Task details. Report only how many lines in the listing below contain the string "screenshot".

(Beginning of Given data)

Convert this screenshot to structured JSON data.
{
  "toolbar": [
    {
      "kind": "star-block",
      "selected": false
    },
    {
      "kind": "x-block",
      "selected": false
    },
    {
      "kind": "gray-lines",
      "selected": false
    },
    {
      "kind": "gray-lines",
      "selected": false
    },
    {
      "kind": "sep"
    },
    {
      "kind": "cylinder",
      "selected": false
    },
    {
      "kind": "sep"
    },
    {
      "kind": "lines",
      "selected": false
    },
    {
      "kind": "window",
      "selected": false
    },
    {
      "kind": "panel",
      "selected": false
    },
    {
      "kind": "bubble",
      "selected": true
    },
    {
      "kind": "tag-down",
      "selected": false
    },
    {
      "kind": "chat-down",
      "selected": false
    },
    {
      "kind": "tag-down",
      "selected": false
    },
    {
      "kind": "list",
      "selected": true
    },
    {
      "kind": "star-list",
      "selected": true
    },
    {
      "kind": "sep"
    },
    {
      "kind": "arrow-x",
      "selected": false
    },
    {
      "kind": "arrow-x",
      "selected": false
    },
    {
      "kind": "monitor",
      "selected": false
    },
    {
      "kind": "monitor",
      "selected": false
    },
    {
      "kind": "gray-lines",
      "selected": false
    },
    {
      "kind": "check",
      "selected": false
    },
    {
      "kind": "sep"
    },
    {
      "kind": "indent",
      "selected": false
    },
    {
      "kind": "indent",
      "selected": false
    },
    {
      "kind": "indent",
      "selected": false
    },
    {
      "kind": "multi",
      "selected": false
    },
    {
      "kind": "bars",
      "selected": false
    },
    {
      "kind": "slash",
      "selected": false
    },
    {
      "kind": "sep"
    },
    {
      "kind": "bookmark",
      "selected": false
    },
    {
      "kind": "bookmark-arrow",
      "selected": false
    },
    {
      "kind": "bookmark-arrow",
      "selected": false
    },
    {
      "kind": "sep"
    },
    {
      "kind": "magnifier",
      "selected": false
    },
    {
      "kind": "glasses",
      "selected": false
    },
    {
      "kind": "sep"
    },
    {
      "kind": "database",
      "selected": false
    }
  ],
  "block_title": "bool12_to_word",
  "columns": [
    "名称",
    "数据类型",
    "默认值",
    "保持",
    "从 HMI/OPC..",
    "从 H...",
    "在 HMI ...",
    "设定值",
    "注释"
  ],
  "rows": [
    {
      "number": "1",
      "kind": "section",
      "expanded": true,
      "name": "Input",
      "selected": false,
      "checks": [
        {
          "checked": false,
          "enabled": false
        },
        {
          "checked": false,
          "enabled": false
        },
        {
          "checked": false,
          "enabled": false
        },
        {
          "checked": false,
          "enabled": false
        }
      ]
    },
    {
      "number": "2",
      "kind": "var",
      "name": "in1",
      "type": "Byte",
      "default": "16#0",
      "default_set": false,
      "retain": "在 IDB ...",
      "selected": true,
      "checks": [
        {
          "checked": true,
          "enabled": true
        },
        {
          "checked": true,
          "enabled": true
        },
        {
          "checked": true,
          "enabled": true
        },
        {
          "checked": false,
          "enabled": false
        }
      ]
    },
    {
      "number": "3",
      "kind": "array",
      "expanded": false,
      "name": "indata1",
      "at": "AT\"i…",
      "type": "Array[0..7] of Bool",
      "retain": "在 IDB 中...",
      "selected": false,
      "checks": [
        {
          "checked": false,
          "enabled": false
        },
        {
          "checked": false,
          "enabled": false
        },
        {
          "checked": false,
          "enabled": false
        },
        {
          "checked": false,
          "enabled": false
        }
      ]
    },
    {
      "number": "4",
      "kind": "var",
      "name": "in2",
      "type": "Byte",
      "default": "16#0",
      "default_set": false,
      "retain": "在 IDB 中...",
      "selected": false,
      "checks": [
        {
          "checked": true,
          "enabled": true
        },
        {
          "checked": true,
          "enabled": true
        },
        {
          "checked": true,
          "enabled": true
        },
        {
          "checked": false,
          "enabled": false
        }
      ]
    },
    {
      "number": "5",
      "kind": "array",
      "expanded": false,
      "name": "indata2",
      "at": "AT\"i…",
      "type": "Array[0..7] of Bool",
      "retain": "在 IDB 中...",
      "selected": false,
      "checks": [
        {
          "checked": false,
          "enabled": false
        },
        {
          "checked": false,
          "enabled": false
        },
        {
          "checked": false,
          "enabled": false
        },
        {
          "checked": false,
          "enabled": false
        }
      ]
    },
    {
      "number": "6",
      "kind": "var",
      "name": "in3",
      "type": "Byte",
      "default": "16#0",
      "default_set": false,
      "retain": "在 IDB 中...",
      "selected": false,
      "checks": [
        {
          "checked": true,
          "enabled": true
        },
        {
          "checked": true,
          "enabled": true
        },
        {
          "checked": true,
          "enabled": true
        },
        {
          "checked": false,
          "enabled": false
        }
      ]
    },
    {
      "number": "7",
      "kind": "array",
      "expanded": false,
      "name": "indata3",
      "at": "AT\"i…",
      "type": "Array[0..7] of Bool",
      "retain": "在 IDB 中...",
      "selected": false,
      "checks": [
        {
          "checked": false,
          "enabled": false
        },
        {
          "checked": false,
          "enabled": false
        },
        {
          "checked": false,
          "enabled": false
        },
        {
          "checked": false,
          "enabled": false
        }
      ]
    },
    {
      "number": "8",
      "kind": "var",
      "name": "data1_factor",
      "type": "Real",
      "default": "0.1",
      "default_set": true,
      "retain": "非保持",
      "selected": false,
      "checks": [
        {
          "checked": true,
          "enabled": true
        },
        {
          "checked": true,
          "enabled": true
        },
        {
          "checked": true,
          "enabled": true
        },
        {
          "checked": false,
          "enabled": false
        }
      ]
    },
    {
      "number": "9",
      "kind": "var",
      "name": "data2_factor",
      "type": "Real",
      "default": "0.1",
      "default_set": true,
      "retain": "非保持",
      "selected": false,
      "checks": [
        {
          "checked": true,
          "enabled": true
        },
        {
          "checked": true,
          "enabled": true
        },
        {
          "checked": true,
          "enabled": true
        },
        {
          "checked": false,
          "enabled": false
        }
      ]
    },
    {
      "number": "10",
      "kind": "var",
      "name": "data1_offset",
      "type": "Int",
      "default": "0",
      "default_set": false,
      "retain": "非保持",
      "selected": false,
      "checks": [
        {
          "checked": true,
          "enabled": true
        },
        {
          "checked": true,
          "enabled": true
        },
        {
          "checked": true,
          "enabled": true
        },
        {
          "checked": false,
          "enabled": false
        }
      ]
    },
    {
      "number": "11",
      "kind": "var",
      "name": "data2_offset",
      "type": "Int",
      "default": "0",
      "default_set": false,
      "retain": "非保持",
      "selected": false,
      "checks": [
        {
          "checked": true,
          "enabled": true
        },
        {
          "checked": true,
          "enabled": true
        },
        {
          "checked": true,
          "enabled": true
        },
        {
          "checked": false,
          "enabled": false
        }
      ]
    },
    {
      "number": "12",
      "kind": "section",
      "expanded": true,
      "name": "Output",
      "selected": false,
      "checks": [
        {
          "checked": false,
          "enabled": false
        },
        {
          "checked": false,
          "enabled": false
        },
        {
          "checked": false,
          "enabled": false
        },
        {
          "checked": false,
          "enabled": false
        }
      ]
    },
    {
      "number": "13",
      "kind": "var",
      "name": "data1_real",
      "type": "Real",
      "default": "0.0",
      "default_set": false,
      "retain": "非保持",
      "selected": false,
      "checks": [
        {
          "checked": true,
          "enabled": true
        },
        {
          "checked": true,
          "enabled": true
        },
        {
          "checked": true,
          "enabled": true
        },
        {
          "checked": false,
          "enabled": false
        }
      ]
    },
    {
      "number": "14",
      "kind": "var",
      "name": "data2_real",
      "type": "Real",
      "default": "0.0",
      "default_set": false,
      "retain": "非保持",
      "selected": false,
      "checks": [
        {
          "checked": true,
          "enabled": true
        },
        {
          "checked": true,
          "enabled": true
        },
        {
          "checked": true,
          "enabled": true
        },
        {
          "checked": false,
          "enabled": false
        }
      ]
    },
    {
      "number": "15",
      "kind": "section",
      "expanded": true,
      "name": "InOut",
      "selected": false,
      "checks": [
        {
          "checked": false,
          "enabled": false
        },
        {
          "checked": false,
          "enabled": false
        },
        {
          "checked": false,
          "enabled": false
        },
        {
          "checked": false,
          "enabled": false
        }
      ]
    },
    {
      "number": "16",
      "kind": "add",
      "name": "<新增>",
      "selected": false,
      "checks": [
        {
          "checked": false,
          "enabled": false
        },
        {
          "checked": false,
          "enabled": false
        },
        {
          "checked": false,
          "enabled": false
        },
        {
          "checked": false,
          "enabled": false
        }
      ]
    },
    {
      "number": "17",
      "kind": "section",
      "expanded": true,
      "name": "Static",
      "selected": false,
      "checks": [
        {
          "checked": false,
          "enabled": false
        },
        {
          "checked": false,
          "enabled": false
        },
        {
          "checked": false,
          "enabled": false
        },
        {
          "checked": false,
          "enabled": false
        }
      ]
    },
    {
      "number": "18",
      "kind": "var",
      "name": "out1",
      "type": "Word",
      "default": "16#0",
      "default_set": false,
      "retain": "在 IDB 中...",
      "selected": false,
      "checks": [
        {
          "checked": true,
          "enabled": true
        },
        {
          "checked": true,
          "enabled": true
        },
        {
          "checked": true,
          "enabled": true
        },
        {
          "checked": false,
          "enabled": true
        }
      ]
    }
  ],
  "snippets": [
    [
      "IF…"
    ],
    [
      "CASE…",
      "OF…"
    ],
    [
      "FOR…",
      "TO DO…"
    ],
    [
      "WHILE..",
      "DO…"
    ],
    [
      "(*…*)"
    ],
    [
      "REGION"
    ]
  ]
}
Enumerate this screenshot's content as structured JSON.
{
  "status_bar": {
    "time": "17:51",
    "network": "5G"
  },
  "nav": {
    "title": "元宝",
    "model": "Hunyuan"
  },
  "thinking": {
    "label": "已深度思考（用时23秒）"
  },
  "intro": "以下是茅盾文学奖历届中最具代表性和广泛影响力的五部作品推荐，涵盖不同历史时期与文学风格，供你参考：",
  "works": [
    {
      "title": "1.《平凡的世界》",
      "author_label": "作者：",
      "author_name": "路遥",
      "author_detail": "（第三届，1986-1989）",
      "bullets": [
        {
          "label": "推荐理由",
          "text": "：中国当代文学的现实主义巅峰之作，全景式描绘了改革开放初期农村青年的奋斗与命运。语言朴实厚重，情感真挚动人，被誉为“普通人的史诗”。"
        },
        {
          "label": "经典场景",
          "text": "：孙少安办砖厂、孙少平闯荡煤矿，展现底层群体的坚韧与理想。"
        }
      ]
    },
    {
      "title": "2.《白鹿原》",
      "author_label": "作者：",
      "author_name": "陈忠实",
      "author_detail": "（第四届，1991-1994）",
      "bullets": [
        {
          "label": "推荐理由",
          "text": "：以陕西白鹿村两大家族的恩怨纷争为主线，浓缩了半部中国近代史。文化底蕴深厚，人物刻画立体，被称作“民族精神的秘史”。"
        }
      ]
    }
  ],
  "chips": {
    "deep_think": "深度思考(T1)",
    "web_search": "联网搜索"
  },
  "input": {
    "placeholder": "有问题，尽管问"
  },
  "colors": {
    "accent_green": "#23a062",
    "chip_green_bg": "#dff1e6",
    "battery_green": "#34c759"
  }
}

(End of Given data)

Answer space. 2